• WHAT YOU WILL DO
The expected output is a copy of every line in the records with the string "File".

(Data about app and page elements)
####################

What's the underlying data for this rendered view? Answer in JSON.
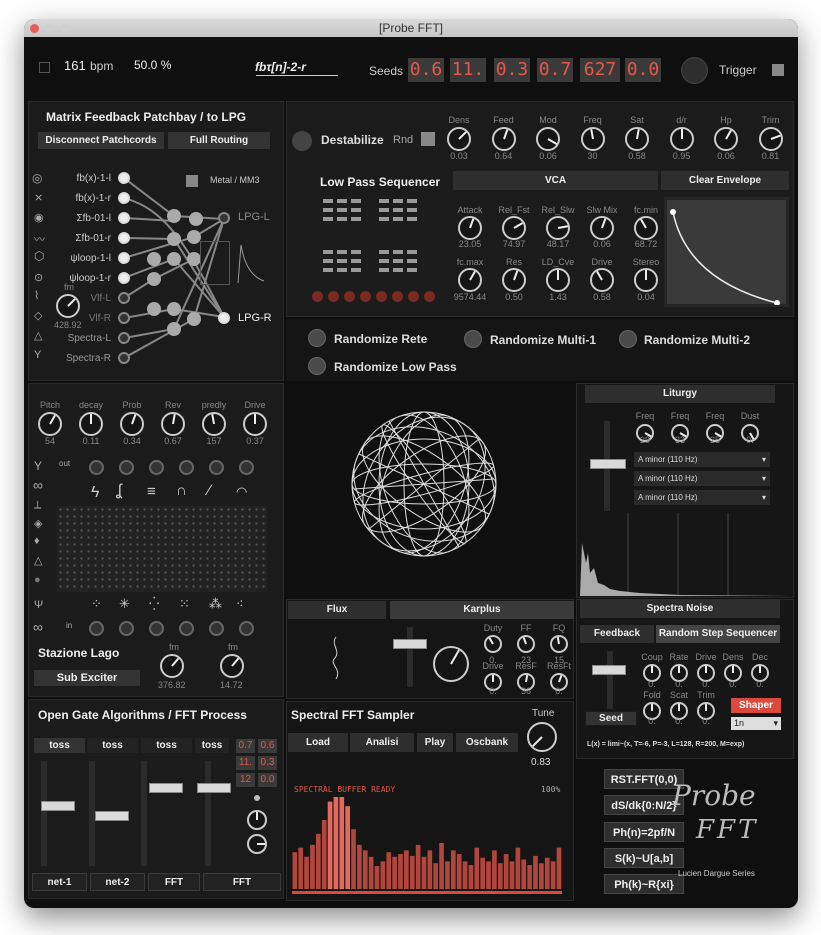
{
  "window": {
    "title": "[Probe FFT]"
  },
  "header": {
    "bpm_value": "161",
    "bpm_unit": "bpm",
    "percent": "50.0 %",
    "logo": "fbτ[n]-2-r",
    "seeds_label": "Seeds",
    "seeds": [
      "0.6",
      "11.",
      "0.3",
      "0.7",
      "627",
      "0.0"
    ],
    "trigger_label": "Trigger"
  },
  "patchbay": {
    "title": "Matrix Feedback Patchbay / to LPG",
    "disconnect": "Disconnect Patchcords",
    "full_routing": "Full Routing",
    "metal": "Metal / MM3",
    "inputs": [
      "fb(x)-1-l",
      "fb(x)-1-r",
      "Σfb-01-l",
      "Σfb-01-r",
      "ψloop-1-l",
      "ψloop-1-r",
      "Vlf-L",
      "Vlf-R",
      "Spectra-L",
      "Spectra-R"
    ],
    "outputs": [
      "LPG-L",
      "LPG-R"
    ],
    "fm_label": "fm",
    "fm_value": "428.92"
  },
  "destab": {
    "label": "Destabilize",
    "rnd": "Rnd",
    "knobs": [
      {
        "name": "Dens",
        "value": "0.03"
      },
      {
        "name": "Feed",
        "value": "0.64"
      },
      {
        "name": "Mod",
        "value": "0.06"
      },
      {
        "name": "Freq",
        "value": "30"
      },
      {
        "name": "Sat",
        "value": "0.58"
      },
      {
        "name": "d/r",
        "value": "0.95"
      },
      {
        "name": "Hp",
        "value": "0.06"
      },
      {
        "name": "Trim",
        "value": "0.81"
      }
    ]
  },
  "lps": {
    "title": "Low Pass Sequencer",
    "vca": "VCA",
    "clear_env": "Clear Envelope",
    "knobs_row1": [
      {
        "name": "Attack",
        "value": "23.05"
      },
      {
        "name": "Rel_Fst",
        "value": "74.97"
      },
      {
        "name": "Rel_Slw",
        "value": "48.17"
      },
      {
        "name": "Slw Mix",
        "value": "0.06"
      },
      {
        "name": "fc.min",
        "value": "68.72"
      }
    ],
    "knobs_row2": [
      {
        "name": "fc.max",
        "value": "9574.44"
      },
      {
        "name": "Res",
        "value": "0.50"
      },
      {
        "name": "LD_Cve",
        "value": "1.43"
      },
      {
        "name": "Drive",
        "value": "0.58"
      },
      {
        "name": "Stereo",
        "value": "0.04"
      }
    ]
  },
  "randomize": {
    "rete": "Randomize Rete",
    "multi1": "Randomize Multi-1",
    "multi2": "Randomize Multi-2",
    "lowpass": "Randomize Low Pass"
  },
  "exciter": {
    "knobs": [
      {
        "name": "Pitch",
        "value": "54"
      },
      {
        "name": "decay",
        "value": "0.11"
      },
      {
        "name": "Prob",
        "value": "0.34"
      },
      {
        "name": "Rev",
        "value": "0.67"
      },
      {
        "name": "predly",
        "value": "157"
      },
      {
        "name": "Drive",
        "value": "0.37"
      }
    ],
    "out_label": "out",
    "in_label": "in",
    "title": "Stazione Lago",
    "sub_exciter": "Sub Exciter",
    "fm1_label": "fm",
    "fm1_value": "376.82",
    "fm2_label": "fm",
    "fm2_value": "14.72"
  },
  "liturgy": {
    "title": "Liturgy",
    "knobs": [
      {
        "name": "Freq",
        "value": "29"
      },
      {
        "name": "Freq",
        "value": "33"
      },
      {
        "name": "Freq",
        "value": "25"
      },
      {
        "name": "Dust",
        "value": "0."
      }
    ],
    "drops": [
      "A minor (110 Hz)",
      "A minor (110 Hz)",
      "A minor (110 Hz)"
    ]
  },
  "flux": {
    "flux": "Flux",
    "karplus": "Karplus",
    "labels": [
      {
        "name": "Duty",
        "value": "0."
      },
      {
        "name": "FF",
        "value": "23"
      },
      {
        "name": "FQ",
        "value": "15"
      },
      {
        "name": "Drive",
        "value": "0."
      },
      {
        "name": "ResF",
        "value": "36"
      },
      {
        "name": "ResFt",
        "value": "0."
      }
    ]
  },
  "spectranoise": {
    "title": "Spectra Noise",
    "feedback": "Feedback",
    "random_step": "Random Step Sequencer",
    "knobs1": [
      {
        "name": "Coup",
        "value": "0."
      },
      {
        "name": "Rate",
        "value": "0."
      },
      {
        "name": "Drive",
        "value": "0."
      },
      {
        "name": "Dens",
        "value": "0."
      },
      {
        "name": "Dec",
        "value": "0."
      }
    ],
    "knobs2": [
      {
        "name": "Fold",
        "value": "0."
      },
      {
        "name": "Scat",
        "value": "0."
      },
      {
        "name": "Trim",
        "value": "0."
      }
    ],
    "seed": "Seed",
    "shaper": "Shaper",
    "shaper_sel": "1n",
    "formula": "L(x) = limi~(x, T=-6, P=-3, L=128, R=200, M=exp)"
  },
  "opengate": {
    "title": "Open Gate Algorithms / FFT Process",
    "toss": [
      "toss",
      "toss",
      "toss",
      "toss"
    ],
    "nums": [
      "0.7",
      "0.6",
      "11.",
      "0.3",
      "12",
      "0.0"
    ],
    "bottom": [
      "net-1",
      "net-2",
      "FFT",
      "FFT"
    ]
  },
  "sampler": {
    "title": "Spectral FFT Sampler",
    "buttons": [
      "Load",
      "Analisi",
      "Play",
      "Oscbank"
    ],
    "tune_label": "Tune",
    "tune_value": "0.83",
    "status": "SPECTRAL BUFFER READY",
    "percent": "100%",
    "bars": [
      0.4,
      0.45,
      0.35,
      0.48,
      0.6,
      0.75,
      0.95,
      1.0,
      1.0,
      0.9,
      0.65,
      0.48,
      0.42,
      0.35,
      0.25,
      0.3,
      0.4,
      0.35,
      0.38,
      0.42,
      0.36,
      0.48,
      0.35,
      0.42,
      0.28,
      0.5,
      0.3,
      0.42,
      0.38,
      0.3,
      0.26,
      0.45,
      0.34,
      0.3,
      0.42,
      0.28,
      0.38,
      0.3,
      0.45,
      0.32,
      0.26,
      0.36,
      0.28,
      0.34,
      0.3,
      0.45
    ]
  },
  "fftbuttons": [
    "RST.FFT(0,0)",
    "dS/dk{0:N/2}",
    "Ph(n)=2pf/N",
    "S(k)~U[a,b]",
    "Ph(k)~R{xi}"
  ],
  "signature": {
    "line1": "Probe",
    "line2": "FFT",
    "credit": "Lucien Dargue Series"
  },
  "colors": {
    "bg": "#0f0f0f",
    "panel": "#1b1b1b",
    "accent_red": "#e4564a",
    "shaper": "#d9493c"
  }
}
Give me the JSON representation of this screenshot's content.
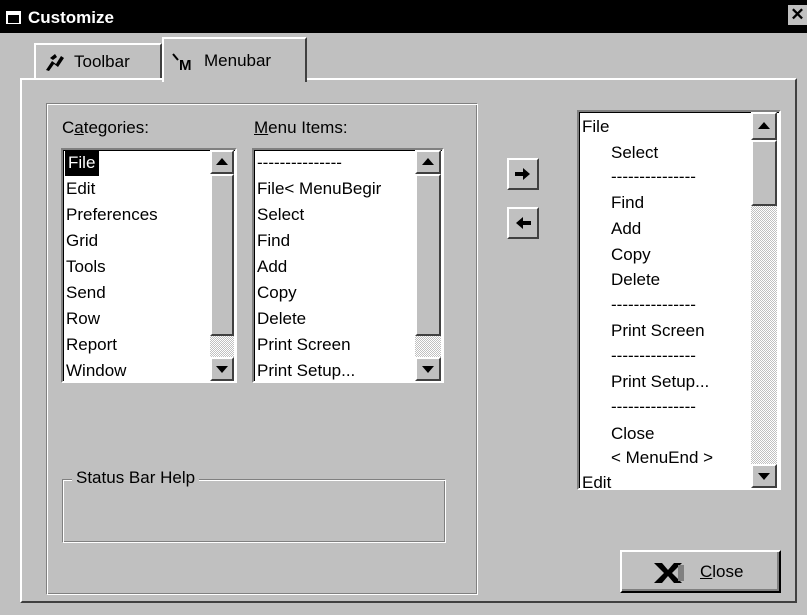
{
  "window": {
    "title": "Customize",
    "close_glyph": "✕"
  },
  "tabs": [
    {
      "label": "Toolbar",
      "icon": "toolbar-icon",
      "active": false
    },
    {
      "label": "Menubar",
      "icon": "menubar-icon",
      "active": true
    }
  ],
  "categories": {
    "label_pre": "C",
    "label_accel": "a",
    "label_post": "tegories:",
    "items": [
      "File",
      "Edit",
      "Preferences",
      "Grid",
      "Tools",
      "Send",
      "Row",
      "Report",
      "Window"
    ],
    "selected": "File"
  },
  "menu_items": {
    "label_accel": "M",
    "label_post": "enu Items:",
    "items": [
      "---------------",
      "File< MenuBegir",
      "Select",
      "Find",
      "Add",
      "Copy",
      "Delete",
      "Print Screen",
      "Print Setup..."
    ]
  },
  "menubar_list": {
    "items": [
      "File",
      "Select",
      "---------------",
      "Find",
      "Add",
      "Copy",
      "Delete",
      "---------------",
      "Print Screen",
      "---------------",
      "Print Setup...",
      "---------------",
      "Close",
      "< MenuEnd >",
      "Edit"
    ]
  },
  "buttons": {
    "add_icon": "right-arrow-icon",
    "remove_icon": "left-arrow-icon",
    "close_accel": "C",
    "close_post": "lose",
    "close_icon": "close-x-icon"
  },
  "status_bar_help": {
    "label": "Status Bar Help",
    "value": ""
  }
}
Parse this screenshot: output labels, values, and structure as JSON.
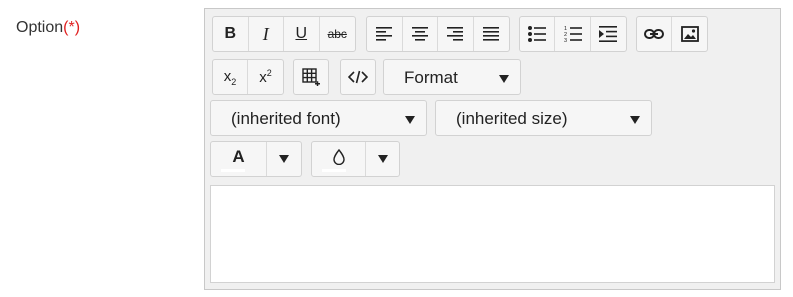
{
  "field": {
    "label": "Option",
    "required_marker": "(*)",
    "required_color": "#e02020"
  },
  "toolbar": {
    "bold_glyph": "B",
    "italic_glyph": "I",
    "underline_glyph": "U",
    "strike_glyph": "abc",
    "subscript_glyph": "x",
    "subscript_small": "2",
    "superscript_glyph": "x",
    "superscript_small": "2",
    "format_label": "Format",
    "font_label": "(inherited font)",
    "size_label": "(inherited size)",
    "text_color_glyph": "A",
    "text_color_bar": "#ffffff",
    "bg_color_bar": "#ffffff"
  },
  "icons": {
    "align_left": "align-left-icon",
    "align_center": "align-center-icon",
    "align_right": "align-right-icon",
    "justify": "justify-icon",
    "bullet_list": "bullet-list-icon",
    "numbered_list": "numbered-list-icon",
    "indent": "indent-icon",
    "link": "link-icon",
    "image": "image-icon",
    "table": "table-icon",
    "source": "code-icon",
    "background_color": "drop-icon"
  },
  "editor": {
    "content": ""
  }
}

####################

• ANSWER TO THE PROBLEM
      "File",
    "selected": "File"
      "File< MenuBegir",
      "File",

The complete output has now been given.